• _EXERCISE DETAILS_
Write out each line of the records that has "risus" in it.

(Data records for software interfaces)

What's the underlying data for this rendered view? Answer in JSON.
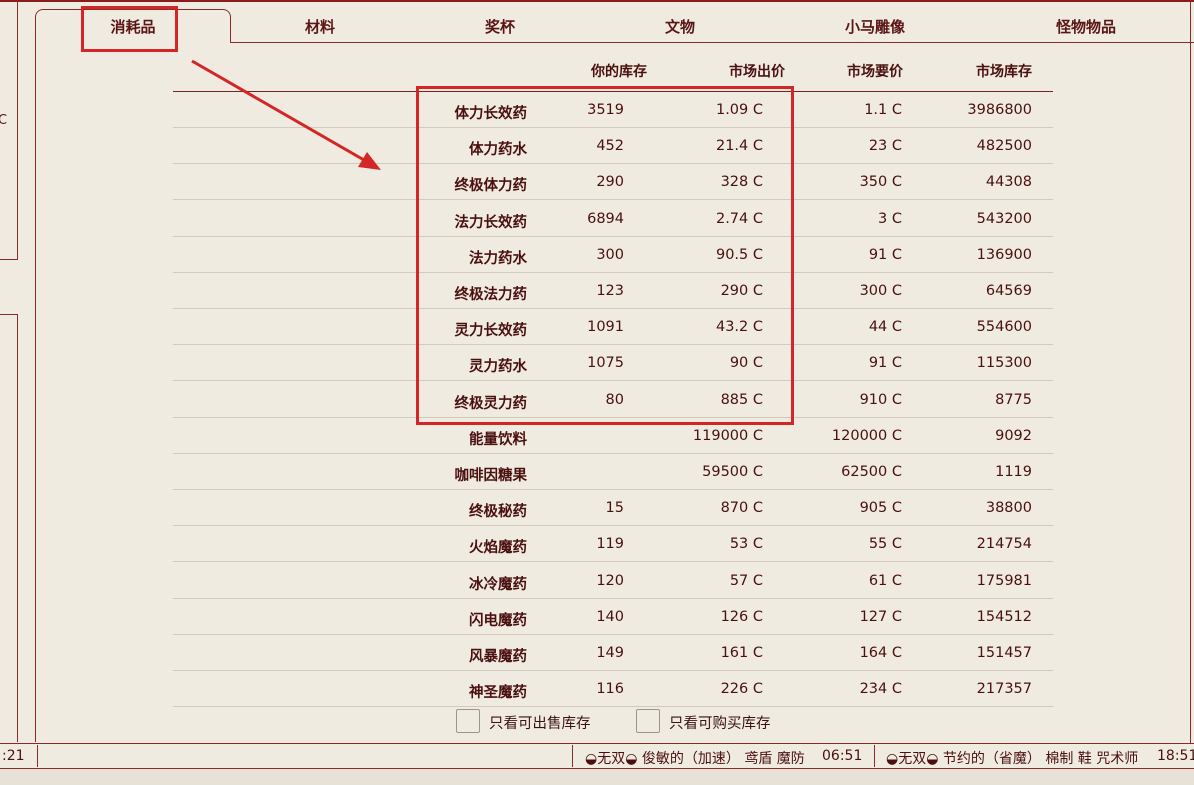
{
  "tabs": [
    {
      "label": "消耗品",
      "active": true
    },
    {
      "label": "材料"
    },
    {
      "label": "奖杯"
    },
    {
      "label": "文物"
    },
    {
      "label": "小马雕像"
    },
    {
      "label": "怪物物品"
    }
  ],
  "left_clip_text": "C",
  "table": {
    "headers": [
      "你的库存",
      "市场出价",
      "市场要价",
      "市场库存"
    ],
    "rows": [
      {
        "name": "体力长效药",
        "stock": "3519",
        "bid": "1.09 C",
        "ask": "1.1 C",
        "market": "3986800"
      },
      {
        "name": "体力药水",
        "stock": "452",
        "bid": "21.4 C",
        "ask": "23 C",
        "market": "482500"
      },
      {
        "name": "终极体力药",
        "stock": "290",
        "bid": "328 C",
        "ask": "350 C",
        "market": "44308"
      },
      {
        "name": "法力长效药",
        "stock": "6894",
        "bid": "2.74 C",
        "ask": "3 C",
        "market": "543200"
      },
      {
        "name": "法力药水",
        "stock": "300",
        "bid": "90.5 C",
        "ask": "91 C",
        "market": "136900"
      },
      {
        "name": "终极法力药",
        "stock": "123",
        "bid": "290 C",
        "ask": "300 C",
        "market": "64569"
      },
      {
        "name": "灵力长效药",
        "stock": "1091",
        "bid": "43.2 C",
        "ask": "44 C",
        "market": "554600"
      },
      {
        "name": "灵力药水",
        "stock": "1075",
        "bid": "90 C",
        "ask": "91 C",
        "market": "115300"
      },
      {
        "name": "终极灵力药",
        "stock": "80",
        "bid": "885 C",
        "ask": "910 C",
        "market": "8775"
      },
      {
        "name": "能量饮料",
        "stock": "",
        "bid": "119000 C",
        "ask": "120000 C",
        "market": "9092"
      },
      {
        "name": "咖啡因糖果",
        "stock": "",
        "bid": "59500 C",
        "ask": "62500 C",
        "market": "1119"
      },
      {
        "name": "终极秘药",
        "stock": "15",
        "bid": "870 C",
        "ask": "905 C",
        "market": "38800"
      },
      {
        "name": "火焰魔药",
        "stock": "119",
        "bid": "53 C",
        "ask": "55 C",
        "market": "214754"
      },
      {
        "name": "冰冷魔药",
        "stock": "120",
        "bid": "57 C",
        "ask": "61 C",
        "market": "175981"
      },
      {
        "name": "闪电魔药",
        "stock": "140",
        "bid": "126 C",
        "ask": "127 C",
        "market": "154512"
      },
      {
        "name": "风暴魔药",
        "stock": "149",
        "bid": "161 C",
        "ask": "164 C",
        "market": "151457"
      },
      {
        "name": "神圣魔药",
        "stock": "116",
        "bid": "226 C",
        "ask": "234 C",
        "market": "217357"
      }
    ]
  },
  "filters": {
    "sellable_label": "只看可出售库存",
    "buyable_label": "只看可购买库存"
  },
  "status": {
    "time_left": ":21",
    "slot1": "◒无双◒ 俊敏的（加速） 鸢盾 魔防",
    "slot1_time": "06:51",
    "slot2": "◒无双◒ 节约的（省魔） 棉制 鞋 咒术师",
    "slot2_time": "18:51"
  },
  "colors": {
    "background": "#efebe0",
    "text": "#5a1616",
    "border": "#8a2a2a",
    "annotation": "#d42626"
  }
}
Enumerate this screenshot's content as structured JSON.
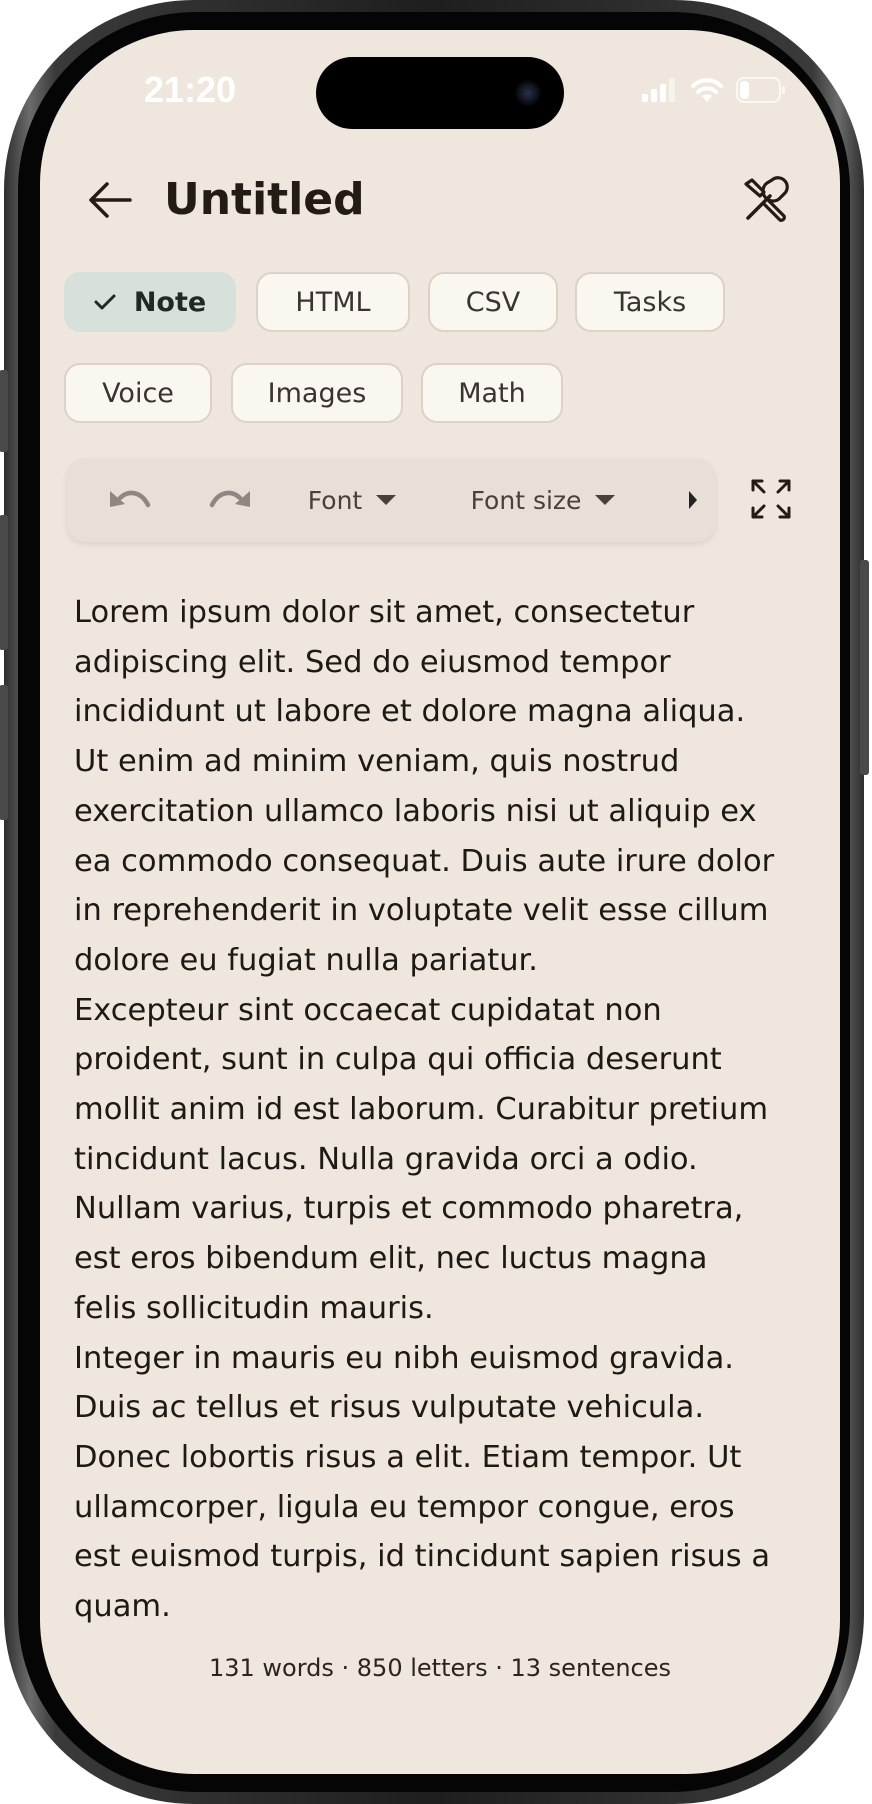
{
  "status_bar": {
    "time": "21:20"
  },
  "header": {
    "title": "Untitled"
  },
  "modes": [
    {
      "label": "Note",
      "selected": true
    },
    {
      "label": "HTML",
      "selected": false
    },
    {
      "label": "CSV",
      "selected": false
    },
    {
      "label": "Tasks",
      "selected": false
    },
    {
      "label": "Voice",
      "selected": false
    },
    {
      "label": "Images",
      "selected": false
    },
    {
      "label": "Math",
      "selected": false
    }
  ],
  "toolbar": {
    "font_label": "Font",
    "font_size_label": "Font size"
  },
  "editor": {
    "lines": [
      "Lorem ipsum dolor sit amet, consectetur",
      "adipiscing elit. Sed do eiusmod tempor",
      "incididunt ut labore et dolore magna aliqua.",
      "Ut enim ad minim veniam, quis nostrud",
      "exercitation ullamco laboris nisi ut aliquip ex",
      "ea commodo consequat. Duis aute irure dolor",
      "in reprehenderit in voluptate velit esse cillum",
      "dolore eu fugiat nulla pariatur.",
      "Excepteur sint occaecat cupidatat non",
      "proident, sunt in culpa qui officia deserunt",
      "mollit anim id est laborum. Curabitur pretium",
      "tincidunt lacus. Nulla gravida orci a odio.",
      "Nullam varius, turpis et commodo pharetra,",
      "est eros bibendum elit, nec luctus magna",
      "felis sollicitudin mauris.",
      "Integer in mauris eu nibh euismod gravida.",
      "Duis ac tellus et risus vulputate vehicula.",
      "Donec lobortis risus a elit. Etiam tempor. Ut",
      "ullamcorper, ligula eu tempor congue, eros",
      "est euismod turpis, id tincidunt sapien risus a",
      "quam."
    ]
  },
  "stats": {
    "text": "131 words · 850 letters · 13 sentences"
  },
  "colors": {
    "background": "#efe7dd",
    "selected_chip": "#d7e0da",
    "chip": "#faf6f0",
    "toolbar": "#e8e0d7",
    "text": "#1d1915"
  },
  "icons": {
    "back": "arrow-left-icon",
    "tools": "tools-icon",
    "undo": "undo-icon",
    "redo": "redo-icon",
    "expand": "expand-icon",
    "check": "check-icon"
  }
}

• _THE ANSWER_
      "Duis ac tellus et risus vulputate vehicula.",
      "Donec lobortis risus a elit. Etiam tempor. Ut",
      "est euismod turpis, id tincidunt sapien risus a",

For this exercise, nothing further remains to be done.